Action item ::
In the entries below, find the lines with the word "partecipazione" and copy them.

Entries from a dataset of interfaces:
┄┄┄┄┄┄┄┄┄┄

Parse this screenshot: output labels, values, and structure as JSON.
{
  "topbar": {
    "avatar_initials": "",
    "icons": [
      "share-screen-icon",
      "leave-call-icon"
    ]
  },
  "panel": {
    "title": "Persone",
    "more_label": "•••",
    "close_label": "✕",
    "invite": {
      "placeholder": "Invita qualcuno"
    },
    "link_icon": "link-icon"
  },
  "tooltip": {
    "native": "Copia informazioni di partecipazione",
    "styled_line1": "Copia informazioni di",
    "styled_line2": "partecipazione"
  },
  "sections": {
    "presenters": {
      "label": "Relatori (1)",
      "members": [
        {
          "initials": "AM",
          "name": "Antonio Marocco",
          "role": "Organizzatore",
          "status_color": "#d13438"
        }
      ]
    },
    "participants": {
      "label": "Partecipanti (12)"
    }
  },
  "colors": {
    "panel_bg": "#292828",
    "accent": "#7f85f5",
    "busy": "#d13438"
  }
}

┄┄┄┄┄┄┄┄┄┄

Answer to the exercise ::
    "native": "Copia informazioni di partecipazione",
    "styled_line2": "partecipazione"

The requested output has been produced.